* **WHAT IS NEEDED**
Find every line in the records below that contains "this", and copy it.
TASK DATA: Begin
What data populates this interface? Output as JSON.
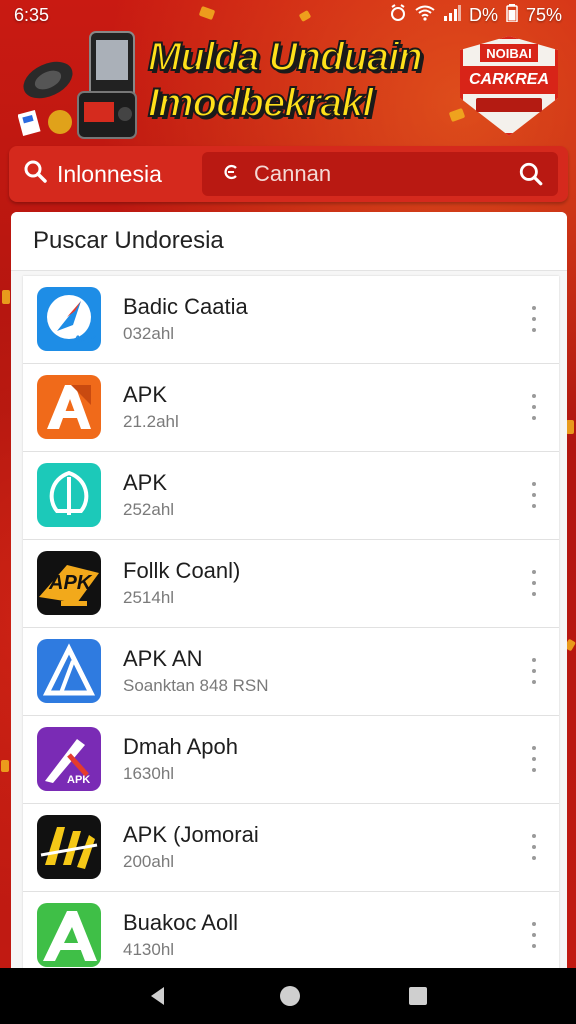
{
  "status_bar": {
    "time": "6:35",
    "battery_label": "75%",
    "icons": [
      "alarm-icon",
      "wifi-icon",
      "signal-icon",
      "data-icon",
      "battery-icon"
    ],
    "data_label": "D%"
  },
  "banner": {
    "title_line1": "Mulda Unduain",
    "title_line2": "Imodbekrakl",
    "badge_top": "NOIBAI",
    "badge_main": "CARKREA"
  },
  "search_bar": {
    "region_label": "Inlonnesia",
    "query": "Cannan"
  },
  "list_header": "Puscar Undoresia",
  "apps": [
    {
      "name": "Badic Caatia",
      "size": "032ahl",
      "icon": "apk-compass-icon",
      "color": "#1e8de6"
    },
    {
      "name": "APK",
      "size": "21.2ahl",
      "icon": "apk-a-orange-icon",
      "color": "#f06a1a"
    },
    {
      "name": "APK",
      "size": "252ahl",
      "icon": "apk-leaf-teal-icon",
      "color": "#1cc9b9"
    },
    {
      "name": "Follk Coanl)",
      "size": "2514hl",
      "icon": "apk-black-gold-icon",
      "color": "#111111"
    },
    {
      "name": "APK AN",
      "size": "Soanktan 848 RSN",
      "icon": "apk-triangle-blue-icon",
      "color": "#2f7be0"
    },
    {
      "name": "Dmah Apoh",
      "size": "1630hl",
      "icon": "apk-purple-icon",
      "color": "#7a2bb5"
    },
    {
      "name": "APK (Jomorai",
      "size": "200ahl",
      "icon": "apk-graffiti-icon",
      "color": "#111111"
    },
    {
      "name": "Buakoc Aoll",
      "size": "4130hl",
      "icon": "apk-a-green-icon",
      "color": "#3fbf47"
    }
  ],
  "nav_bar": {
    "icons": [
      "back-icon",
      "home-icon",
      "recents-icon"
    ]
  }
}
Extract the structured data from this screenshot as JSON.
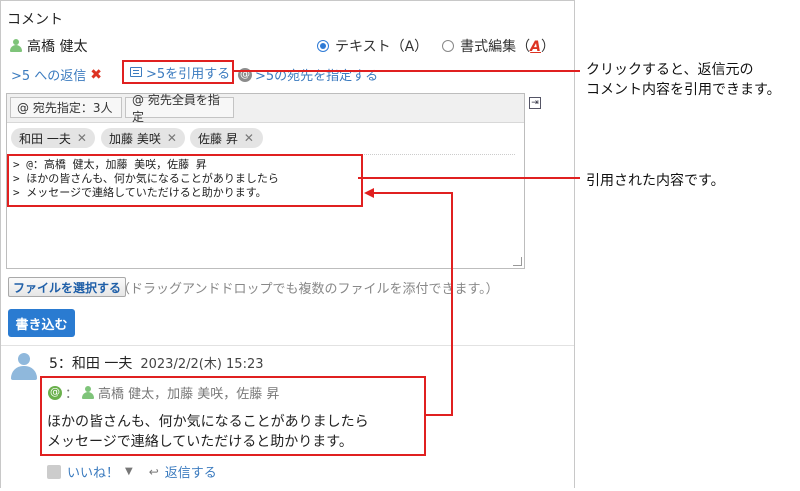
{
  "section_title": "コメント",
  "author": {
    "name": "高橋 健太"
  },
  "format_options": {
    "text_label": "テキスト（A）",
    "rich_label": "書式編集（",
    "rich_icon": "A",
    "rich_close": "）",
    "selected": "text"
  },
  "reply": {
    "label": ">5 への返信",
    "quote_button": ">5を引用する",
    "address_link": ">5の宛先を指定する"
  },
  "editor": {
    "toolbar": {
      "recipients_label": "@ 宛先指定：3人",
      "all_recipients_label": "@ 宛先全員を指定"
    },
    "recipients": [
      "和田 一夫",
      "加藤 美咲",
      "佐藤 昇"
    ],
    "content": "> @：高橋 健太，加藤 美咲，佐藤 昇\n> ほかの皆さんも、何か気になることがありましたら\n> メッセージで連絡していただけると助かります。"
  },
  "file": {
    "button": "ファイルを選択する",
    "hint": "（ドラッグアンドドロップでも複数のファイルを添付できます。）"
  },
  "submit_label": "書き込む",
  "post": {
    "number_author": "5：和田 一夫",
    "date": "2023/2/2(木) 15:23",
    "mention_prefix": "：",
    "mentions": "高橋 健太，加藤 美咲，佐藤 昇",
    "body_line1": "ほかの皆さんも、何か気になることがありましたら",
    "body_line2": "メッセージで連絡していただけると助かります。",
    "like_label": "いいね！",
    "reply_label": "返信する"
  },
  "annotations": {
    "quote_note_line1": "クリックすると、返信元の",
    "quote_note_line2": "コメント内容を引用できます。",
    "quoted_note": "引用された内容です。"
  },
  "colors": {
    "highlight": "#e02020",
    "link": "#3b7bbf",
    "primary_button": "#2a7bd1"
  }
}
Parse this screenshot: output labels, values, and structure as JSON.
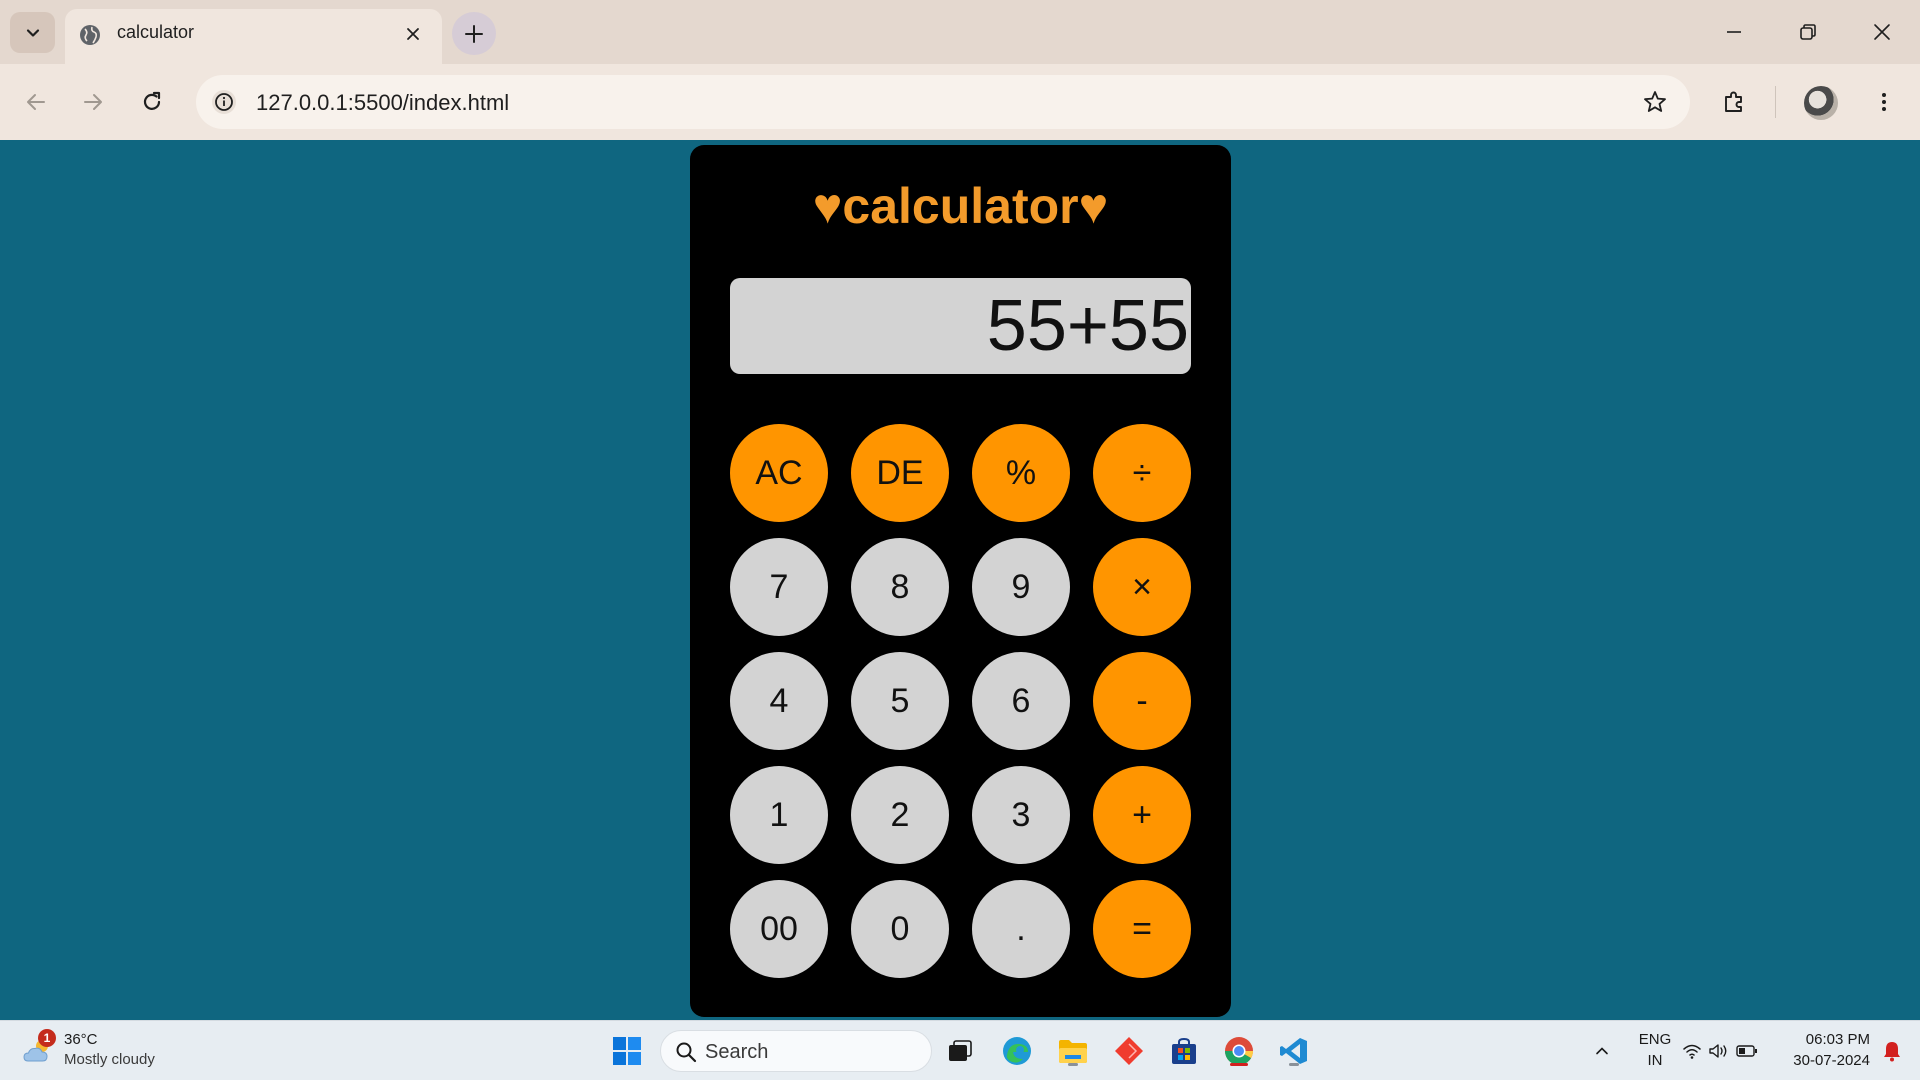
{
  "browser": {
    "tab_title": "calculator",
    "url": "127.0.0.1:5500/index.html"
  },
  "calculator": {
    "title": "♥calculator♥",
    "display": "55+55",
    "colors": {
      "operator": "#ff9500",
      "number": "#d3d3d3",
      "title": "#f39b2b",
      "body": "#000000",
      "page": "#0f6680"
    },
    "keys": [
      [
        "AC",
        "DE",
        "%",
        "÷"
      ],
      [
        "7",
        "8",
        "9",
        "×"
      ],
      [
        "4",
        "5",
        "6",
        "-"
      ],
      [
        "1",
        "2",
        "3",
        "+"
      ],
      [
        "00",
        "0",
        ".",
        "="
      ]
    ]
  },
  "taskbar": {
    "weather_badge": "1",
    "weather_temp": "36°C",
    "weather_desc": "Mostly cloudy",
    "search_label": "Search",
    "lang_top": "ENG",
    "lang_bottom": "IN",
    "time": "06:03 PM",
    "date": "30-07-2024"
  }
}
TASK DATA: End
* **ANSWER BELOW**
What data populates this interface? Output as JSON.
Extract the structured data from this screenshot as JSON.
Parse this screenshot: output labels, values, and structure as JSON.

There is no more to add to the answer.